Posté le : 28 février
ou may not know the first thing about competitive Dota 2 concepts like “jungling,” or “creep stacking,” but you’ve probably dealt with illness, heartbreak, or high expectations in some form. Valve pulls at these relatable, human threads in its new documentary, Free to Play, to share a true and understandable story about the burgeoning eSports scene – and the fascinating players at its forefront.
Danil “Dendi” Ishutin. Clinton “Fear” Loomis. Benedict “HyHy” Lim. These three professional Dota 2 players, from Ukraine, the United States, and Singapore, respectively, have wildly different backgrounds. But in 2011, each player had one common goal: to win the first 16-team International Dota 2 tournament and take home the $1 million prize.
Each story unfolds through touching interviews with the players, their families, and their friends.
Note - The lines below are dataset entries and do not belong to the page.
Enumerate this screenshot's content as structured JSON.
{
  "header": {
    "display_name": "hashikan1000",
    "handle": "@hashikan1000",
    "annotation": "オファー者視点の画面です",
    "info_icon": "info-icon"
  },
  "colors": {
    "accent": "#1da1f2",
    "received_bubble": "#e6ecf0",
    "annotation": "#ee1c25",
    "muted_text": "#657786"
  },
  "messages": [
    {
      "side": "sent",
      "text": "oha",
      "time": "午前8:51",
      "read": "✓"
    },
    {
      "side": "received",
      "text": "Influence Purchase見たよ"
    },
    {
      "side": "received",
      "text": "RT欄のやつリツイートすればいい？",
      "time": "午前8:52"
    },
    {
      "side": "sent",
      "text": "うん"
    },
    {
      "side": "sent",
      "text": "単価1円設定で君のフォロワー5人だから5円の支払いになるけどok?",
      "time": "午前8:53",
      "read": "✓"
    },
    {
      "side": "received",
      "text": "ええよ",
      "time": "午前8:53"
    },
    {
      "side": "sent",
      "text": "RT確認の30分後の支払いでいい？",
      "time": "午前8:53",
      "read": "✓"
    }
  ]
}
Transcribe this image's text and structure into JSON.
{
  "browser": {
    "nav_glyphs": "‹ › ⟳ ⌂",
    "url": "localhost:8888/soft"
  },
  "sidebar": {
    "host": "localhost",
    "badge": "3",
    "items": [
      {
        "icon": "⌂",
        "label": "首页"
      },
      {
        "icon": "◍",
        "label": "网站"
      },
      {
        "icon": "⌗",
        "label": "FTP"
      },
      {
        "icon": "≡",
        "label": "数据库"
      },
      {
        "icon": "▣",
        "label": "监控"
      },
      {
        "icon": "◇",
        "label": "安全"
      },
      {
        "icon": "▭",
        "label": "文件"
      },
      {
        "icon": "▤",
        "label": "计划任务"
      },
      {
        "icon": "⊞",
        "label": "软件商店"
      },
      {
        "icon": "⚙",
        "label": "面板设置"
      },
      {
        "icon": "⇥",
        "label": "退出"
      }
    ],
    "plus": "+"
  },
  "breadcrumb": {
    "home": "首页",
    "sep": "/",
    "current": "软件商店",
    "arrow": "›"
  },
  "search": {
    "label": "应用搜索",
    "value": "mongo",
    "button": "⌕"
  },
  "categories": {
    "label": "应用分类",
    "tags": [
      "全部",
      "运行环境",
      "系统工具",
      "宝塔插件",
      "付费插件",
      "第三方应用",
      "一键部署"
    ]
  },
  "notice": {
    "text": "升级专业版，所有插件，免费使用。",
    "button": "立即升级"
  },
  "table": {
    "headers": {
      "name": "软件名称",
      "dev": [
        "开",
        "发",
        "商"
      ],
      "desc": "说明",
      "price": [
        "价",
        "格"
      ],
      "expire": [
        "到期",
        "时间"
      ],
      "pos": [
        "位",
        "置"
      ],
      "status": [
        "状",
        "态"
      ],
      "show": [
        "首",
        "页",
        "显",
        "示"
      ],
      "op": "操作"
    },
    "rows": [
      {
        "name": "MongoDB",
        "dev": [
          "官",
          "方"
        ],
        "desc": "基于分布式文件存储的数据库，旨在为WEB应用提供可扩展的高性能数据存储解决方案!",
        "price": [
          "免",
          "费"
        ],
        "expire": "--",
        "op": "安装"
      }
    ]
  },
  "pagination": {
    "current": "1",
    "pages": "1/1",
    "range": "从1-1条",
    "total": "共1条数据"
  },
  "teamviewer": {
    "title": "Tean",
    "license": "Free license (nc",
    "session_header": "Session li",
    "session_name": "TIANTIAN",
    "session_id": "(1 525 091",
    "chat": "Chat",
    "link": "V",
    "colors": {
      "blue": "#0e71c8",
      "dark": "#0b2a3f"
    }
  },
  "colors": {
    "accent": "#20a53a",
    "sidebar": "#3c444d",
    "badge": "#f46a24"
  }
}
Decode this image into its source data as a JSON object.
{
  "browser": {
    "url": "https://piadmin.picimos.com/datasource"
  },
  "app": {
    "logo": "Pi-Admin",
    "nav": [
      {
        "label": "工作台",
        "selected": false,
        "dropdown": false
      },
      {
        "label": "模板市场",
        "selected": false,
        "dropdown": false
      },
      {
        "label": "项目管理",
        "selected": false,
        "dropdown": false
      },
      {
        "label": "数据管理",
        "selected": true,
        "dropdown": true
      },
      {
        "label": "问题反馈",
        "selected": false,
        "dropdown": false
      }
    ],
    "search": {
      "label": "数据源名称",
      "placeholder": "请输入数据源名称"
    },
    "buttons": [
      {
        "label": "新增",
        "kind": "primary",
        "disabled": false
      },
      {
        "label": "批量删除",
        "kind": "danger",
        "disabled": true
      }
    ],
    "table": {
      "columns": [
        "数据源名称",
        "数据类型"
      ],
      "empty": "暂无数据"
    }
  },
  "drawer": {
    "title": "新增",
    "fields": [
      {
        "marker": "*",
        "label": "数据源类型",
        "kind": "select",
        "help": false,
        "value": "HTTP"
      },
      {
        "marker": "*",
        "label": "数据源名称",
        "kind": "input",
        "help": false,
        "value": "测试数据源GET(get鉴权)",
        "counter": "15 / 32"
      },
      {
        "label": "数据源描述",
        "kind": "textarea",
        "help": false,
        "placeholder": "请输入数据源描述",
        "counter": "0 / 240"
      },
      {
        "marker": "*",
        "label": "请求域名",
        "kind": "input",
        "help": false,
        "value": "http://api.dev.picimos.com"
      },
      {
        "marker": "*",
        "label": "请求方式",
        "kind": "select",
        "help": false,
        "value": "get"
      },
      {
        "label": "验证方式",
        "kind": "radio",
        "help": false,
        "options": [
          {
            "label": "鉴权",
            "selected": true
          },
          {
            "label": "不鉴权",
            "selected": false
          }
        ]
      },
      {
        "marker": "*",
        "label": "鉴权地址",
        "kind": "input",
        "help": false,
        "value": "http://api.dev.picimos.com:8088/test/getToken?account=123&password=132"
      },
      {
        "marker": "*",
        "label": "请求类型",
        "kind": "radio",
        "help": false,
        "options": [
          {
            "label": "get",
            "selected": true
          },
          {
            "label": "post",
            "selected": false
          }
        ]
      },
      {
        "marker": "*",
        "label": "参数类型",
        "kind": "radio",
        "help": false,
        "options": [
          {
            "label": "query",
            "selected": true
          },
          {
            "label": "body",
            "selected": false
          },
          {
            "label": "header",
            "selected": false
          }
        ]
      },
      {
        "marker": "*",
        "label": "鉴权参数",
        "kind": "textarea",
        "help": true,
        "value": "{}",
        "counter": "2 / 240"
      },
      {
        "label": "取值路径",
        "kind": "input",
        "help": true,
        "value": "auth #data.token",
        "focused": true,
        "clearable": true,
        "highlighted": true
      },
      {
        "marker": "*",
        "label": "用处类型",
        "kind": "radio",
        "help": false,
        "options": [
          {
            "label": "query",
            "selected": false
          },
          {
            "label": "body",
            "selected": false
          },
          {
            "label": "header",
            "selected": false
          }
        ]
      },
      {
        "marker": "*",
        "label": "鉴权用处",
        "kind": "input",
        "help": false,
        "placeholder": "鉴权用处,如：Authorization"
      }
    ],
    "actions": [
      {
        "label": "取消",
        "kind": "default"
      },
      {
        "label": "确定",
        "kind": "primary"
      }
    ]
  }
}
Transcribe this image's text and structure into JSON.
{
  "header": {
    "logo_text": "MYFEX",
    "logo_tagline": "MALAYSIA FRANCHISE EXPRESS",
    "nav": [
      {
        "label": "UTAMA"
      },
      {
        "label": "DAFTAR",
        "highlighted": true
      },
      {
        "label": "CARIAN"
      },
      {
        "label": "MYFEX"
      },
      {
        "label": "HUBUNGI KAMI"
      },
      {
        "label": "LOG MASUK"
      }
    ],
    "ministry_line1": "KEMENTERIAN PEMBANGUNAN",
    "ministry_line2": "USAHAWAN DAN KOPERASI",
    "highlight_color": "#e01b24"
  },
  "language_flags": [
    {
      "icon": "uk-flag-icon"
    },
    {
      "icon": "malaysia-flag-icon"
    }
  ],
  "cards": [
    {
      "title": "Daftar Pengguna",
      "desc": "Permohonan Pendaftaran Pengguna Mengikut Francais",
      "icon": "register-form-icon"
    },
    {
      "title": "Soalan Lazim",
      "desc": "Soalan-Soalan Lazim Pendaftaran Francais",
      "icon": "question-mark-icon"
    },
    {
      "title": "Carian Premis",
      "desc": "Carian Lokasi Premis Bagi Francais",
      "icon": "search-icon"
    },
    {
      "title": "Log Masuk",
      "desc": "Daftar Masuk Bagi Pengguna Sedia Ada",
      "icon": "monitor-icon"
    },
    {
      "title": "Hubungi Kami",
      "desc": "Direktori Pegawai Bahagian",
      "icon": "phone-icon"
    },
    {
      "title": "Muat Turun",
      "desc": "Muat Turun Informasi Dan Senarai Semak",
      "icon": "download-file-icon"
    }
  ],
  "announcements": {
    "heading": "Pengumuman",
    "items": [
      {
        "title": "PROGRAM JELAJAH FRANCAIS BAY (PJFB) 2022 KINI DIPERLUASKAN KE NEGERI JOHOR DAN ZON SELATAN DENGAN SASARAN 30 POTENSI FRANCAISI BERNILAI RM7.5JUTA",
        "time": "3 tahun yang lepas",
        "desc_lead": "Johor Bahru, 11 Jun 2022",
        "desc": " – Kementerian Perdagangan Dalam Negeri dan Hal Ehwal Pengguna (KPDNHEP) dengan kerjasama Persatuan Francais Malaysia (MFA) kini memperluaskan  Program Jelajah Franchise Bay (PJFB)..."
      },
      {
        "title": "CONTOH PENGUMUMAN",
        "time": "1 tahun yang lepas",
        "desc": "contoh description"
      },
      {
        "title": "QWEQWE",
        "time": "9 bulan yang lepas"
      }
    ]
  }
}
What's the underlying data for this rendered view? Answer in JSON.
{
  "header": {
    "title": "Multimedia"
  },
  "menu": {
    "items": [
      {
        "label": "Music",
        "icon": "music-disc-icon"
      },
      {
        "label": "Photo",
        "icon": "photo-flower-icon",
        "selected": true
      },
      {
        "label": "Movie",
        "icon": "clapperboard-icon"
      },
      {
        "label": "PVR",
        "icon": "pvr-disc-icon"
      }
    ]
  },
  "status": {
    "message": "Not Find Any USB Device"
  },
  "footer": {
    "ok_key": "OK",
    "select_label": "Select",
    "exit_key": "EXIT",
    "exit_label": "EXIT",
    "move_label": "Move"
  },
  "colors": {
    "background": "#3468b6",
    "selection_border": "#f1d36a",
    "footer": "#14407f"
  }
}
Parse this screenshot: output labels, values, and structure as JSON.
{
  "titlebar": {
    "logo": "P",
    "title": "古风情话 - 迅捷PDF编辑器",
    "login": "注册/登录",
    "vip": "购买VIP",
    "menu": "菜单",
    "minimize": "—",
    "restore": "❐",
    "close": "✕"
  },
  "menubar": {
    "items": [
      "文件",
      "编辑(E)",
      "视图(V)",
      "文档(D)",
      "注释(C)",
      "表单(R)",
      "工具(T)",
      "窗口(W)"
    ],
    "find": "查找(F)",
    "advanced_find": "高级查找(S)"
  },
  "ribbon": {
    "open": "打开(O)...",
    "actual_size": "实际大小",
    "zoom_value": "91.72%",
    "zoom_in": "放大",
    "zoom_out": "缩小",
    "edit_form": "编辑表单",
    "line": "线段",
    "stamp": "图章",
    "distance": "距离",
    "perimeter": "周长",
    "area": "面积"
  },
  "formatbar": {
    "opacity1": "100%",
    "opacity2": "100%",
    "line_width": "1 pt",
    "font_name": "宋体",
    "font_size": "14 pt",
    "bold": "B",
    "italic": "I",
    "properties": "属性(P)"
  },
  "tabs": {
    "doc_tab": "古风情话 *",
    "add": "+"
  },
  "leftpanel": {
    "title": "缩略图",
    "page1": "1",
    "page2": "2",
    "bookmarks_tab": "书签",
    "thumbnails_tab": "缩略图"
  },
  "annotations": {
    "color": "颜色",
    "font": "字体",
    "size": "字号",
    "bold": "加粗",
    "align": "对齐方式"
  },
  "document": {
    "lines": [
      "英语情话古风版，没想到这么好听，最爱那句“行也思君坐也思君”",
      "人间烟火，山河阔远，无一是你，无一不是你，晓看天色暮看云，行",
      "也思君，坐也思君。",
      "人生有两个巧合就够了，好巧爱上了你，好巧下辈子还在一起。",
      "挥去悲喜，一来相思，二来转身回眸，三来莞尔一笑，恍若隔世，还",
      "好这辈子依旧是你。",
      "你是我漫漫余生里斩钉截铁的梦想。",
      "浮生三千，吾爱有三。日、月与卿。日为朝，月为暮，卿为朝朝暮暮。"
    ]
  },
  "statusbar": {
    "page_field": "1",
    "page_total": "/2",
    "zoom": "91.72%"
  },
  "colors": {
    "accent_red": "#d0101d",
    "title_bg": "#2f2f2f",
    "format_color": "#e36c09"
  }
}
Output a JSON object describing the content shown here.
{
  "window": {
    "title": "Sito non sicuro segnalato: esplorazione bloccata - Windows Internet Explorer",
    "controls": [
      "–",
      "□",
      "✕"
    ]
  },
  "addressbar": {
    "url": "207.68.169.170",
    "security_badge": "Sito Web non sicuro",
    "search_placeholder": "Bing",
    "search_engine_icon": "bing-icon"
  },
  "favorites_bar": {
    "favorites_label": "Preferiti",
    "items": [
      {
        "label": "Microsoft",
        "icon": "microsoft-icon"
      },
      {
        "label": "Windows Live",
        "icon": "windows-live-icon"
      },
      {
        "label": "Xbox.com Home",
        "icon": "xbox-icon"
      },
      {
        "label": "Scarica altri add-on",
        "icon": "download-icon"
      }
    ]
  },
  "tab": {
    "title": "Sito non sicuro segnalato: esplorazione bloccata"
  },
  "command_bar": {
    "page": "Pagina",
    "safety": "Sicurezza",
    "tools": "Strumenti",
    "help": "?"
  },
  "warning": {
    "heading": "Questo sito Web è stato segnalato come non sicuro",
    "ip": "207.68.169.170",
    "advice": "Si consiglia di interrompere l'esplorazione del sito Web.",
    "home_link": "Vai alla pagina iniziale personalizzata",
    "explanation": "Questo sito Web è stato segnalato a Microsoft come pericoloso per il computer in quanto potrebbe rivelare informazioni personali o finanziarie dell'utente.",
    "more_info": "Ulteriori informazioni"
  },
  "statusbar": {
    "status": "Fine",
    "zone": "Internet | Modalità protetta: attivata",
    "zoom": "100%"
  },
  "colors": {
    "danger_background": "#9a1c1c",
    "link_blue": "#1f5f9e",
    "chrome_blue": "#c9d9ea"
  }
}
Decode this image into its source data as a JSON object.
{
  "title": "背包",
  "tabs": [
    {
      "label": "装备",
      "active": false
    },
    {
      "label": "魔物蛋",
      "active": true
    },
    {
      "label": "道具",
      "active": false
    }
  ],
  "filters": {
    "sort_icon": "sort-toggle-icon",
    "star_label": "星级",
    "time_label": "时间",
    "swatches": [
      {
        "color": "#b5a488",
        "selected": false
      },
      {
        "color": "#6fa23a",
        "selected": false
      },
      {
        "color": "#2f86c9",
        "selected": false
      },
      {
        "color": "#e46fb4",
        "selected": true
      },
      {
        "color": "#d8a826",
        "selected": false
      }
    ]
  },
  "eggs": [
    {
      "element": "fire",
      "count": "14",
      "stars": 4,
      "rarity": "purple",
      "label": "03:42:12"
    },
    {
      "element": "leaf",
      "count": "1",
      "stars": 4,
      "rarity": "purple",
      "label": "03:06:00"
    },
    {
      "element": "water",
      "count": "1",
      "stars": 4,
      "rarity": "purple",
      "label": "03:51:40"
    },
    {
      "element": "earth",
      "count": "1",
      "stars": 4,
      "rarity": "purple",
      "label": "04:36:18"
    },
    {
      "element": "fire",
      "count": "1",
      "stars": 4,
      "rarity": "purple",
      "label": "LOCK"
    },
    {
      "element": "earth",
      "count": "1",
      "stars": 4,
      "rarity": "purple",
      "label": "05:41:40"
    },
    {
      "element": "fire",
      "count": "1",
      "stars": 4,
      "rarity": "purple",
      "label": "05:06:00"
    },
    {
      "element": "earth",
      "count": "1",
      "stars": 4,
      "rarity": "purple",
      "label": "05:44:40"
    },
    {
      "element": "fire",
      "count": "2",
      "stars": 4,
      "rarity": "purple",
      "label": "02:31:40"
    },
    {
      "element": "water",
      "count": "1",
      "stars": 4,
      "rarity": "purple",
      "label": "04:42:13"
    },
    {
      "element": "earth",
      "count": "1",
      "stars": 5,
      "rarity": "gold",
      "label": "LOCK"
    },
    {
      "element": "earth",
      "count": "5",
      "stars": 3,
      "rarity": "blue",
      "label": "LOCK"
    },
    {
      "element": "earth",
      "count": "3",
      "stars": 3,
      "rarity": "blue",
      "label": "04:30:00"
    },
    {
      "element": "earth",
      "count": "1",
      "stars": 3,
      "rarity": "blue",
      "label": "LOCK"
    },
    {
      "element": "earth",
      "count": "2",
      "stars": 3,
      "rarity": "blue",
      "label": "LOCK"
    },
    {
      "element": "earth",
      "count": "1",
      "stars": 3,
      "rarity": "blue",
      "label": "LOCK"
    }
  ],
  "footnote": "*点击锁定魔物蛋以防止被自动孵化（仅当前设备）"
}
Nothing feels forced or coaxed out, and at many times within each story, I felt like I was seeing unused footage – the stuff I wasn’t supposed to see. Ishutin’s incredible dexterity and skill in Dota 2 have earned him the nickname “Dendi the Superman,” but there was nothing inhuman about the past he and the other players shared.
Gluing each sub-story together is a larger plot of the International tournament. Free to Play does a great job of contextualizing the growth of eSports, the success they’ve already seen in countries like Korea and China, and what the massive $1 million International prize meant for eSports’ future. Dota 2 commentators, whose jobs are to break down matches play by play, interviewed for the film and helped make sense of the tournaments and the competing team’s histories.
Dota 2 isn’t a bad looking game at all, but for Free to Play, Valve rendered standout moments from the biggest matches with much better animation and detail than the game can achieve. These clips are all about the spectacle, but they do that job well, and they cap off intense team fights with a satisfying bang.
Free to Play is not just a documentary for Dota fans; it’s for fans of people, their aspirations, and the struggles they’ll inevitably face. That the documentary condenses such a complicated game and scenario into a clear, engaging package is a tremendous accomplishment by Valve.